Start with your hands and knees on the ground and bring your right arm and left leg up to the position shown above. Hold that position for five seconds, and then repeat with the other side. Repeat this move ten times.
You are probably familiar with the plank. It has made quite the name for itself! There’s a good reason for that—it is a great way to quickly work all the core muscles, including those in your back. I do side planks and standard planks.
I do 20 seconds on each side for the side planks, and then I do three sets of the standard plank at 20 seconds each with a short rest in between. I’m working my way up to a minute! It’s a great burn and I’m learning to love this particular exercise.
In addition to the three changes above, I’m also watching my nutrition and making sure that the food I put in my body is the fuel I need to keep running long distances. I’m a newbie runner; I’ve been running for less than a year now. I started from being able to only run for 30 seconds at a time, and I am now able to run for more than two hours straight. During this year, I’ve learned how important it is to eat the right nutrients and give your body what it wants (not necessarily what I want!). Make sure you are eating right! During the runs themselves, I use Gu Gels to keep my electrolytes up and keep myself hydrated. If you don’t like the Gu Gels, there are products like Cliff Shot Bloxs which also work well. There are a lot of options out there for fueling before, during, and after runs. Do not underestimate the value of fuel and hydration during runs. It will keep your body working well!
As most of us have in common, I’m also running to lose weight. Admittedly, it is hard to find a balance between fueling properly for training while still having a deficit in calories. You don’t know hunger until you’ve ran 10 miles! I find that after a big run, I feel more justified in eating a big fat cheeseburger because I’ve “earned it.” Obviously, this isn’t the right mentality if I am trying to drop the remaining stubborn pounds. It is important to keep an eye on your intake and make sure that you aren’t eating back all the calories (and more) you just worked so hard to burn off!
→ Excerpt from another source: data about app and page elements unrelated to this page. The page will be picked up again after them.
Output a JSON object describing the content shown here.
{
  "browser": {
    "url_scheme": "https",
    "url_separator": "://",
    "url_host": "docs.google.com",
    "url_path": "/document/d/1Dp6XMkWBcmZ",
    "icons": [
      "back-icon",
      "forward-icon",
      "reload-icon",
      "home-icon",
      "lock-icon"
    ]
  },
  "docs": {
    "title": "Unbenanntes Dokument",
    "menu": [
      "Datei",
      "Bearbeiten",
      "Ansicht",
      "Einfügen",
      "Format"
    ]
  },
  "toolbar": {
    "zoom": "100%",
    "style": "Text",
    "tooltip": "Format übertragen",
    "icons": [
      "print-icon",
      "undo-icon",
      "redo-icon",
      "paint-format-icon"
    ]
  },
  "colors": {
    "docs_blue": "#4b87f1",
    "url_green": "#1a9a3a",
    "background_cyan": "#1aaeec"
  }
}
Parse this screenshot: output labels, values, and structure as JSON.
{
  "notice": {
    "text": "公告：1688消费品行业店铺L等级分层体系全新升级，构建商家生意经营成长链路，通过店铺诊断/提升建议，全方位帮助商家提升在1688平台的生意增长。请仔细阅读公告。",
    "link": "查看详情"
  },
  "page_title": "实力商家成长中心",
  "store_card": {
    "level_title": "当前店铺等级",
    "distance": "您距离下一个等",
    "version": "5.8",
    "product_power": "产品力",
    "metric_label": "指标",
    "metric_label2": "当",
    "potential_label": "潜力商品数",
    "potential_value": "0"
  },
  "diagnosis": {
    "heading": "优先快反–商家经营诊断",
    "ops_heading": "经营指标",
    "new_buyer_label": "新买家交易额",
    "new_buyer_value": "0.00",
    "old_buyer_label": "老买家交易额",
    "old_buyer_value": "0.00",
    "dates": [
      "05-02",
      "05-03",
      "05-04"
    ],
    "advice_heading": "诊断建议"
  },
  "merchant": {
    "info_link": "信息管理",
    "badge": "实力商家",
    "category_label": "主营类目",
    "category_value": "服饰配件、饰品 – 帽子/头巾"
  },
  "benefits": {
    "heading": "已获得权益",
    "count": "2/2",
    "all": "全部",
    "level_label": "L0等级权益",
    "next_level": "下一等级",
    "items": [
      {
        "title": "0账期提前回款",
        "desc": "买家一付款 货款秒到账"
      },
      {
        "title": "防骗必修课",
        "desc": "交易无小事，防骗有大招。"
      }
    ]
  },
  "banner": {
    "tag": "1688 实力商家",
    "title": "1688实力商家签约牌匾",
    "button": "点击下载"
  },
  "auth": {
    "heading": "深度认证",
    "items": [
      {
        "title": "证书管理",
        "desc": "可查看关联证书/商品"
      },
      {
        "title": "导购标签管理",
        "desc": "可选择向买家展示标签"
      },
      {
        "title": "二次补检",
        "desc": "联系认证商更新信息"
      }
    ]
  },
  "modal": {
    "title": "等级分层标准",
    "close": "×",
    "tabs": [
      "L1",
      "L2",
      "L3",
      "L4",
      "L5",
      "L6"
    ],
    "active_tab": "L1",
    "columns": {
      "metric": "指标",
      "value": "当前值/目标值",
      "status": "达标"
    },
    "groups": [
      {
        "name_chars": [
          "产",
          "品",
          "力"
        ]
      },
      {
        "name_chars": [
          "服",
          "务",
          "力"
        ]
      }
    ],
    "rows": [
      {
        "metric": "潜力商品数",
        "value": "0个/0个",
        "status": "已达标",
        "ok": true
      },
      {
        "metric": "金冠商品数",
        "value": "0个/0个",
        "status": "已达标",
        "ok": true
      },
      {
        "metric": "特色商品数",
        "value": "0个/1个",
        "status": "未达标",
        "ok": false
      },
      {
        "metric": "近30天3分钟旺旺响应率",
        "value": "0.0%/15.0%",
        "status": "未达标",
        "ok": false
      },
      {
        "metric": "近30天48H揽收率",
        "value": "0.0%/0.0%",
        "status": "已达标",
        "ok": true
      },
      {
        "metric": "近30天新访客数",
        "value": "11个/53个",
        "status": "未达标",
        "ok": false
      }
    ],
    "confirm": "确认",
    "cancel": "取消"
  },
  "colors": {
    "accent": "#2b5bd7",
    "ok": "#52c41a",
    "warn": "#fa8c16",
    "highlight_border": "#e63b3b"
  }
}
The most important thing I learned while training for my first half marathon is how much we truly can accomplish when we set our minds to something. Last year I would have laughed at you if you told me that one day I would be able to run farther than 5 miles. I couldn’t have run 5 miles at that time if my life depended on it. But, with determination (and a little bit of craziness) I was able to cross that finish line after completing 13.1 miles. I finished in 2 hours and 46 minutes, and I’ve never been more proud of myself. I accomplished the goal I set out to do, and was rewarded with more than just a medal. That is a memory that won’t ever fade away, and I can’t wait to cross the finish line at my next half marathon and know that I did all I could to make that race the best it could be for me. Our bodies are capable of amazing things if we are willing to believe in ourselves and our capabilities. Don’t ever let doubt get in your way; you can do anything you want to if you put in the time and effort.
Starting at around 180 lbs., I realized that my life was headed in a direction that I didn’t want to continue on so I made the change. One step at a time, I changed my destiny. I have been running for almost a year now. I started with a goal of running a 5k, which then progressed into a 10k, a half marathon, and now I am training for a full marathon in September. I’ve also ran a couple of big relay races in Florida Keys and Utah.
Lisa’s Note: Thanks so much Becky for sharing your story and tips you learned the hard way! I could relate to this as I went through something similar. I thought I was trained enough for Hood to Coast and I wasn’t. I ended up injuring myself–the IT Band just like Becky–and it was a huge learning experience for me. I realize how much I was running and NOT cross training (like doing weights).
QUESTION: Are you currently training for a Half Marathon? How did you plan your training plan? Are you cross training?